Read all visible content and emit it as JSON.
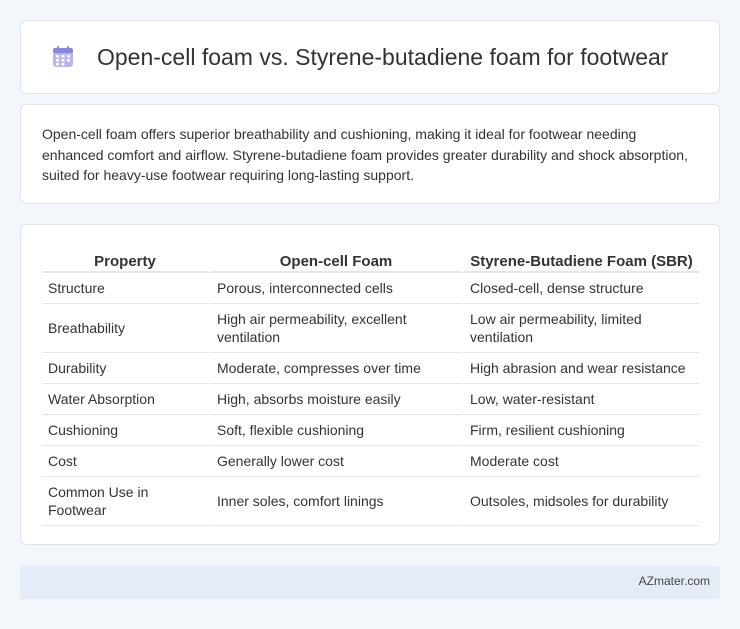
{
  "header": {
    "title": "Open-cell foam vs. Styrene-butadiene foam for footwear",
    "icon": "calendar-grid-icon",
    "icon_color": "#8a86d6"
  },
  "summary": {
    "text": "Open-cell foam offers superior breathability and cushioning, making it ideal for footwear needing enhanced comfort and airflow. Styrene-butadiene foam provides greater durability and shock absorption, suited for heavy-use footwear requiring long-lasting support."
  },
  "table": {
    "headers": [
      "Property",
      "Open-cell Foam",
      "Styrene-Butadiene Foam (SBR)"
    ],
    "rows": [
      [
        "Structure",
        "Porous, interconnected cells",
        "Closed-cell, dense structure"
      ],
      [
        "Breathability",
        "High air permeability, excellent ventilation",
        "Low air permeability, limited ventilation"
      ],
      [
        "Durability",
        "Moderate, compresses over time",
        "High abrasion and wear resistance"
      ],
      [
        "Water Absorption",
        "High, absorbs moisture easily",
        "Low, water-resistant"
      ],
      [
        "Cushioning",
        "Soft, flexible cushioning",
        "Firm, resilient cushioning"
      ],
      [
        "Cost",
        "Generally lower cost",
        "Moderate cost"
      ],
      [
        "Common Use in Footwear",
        "Inner soles, comfort linings",
        "Outsoles, midsoles for durability"
      ]
    ]
  },
  "footer": {
    "brand": "AZmater.com"
  }
}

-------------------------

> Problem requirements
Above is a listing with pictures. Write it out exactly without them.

> Output below
Read all visible content and emit it as JSON.
{
  "header": {
    "title": "Open-cell foam vs. Styrene-butadiene foam for footwear",
    "icon": "calendar-grid-icon",
    "icon_color": "#8a86d6"
  },
  "summary": {
    "text": "Open-cell foam offers superior breathability and cushioning, making it ideal for footwear needing enhanced comfort and airflow. Styrene-butadiene foam provides greater durability and shock absorption, suited for heavy-use footwear requiring long-lasting support."
  },
  "table": {
    "headers": [
      "Property",
      "Open-cell Foam",
      "Styrene-Butadiene Foam (SBR)"
    ],
    "rows": [
      [
        "Structure",
        "Porous, interconnected cells",
        "Closed-cell, dense structure"
      ],
      [
        "Breathability",
        "High air permeability, excellent ventilation",
        "Low air permeability, limited ventilation"
      ],
      [
        "Durability",
        "Moderate, compresses over time",
        "High abrasion and wear resistance"
      ],
      [
        "Water Absorption",
        "High, absorbs moisture easily",
        "Low, water-resistant"
      ],
      [
        "Cushioning",
        "Soft, flexible cushioning",
        "Firm, resilient cushioning"
      ],
      [
        "Cost",
        "Generally lower cost",
        "Moderate cost"
      ],
      [
        "Common Use in Footwear",
        "Inner soles, comfort linings",
        "Outsoles, midsoles for durability"
      ]
    ]
  },
  "footer": {
    "brand": "AZmater.com"
  }
}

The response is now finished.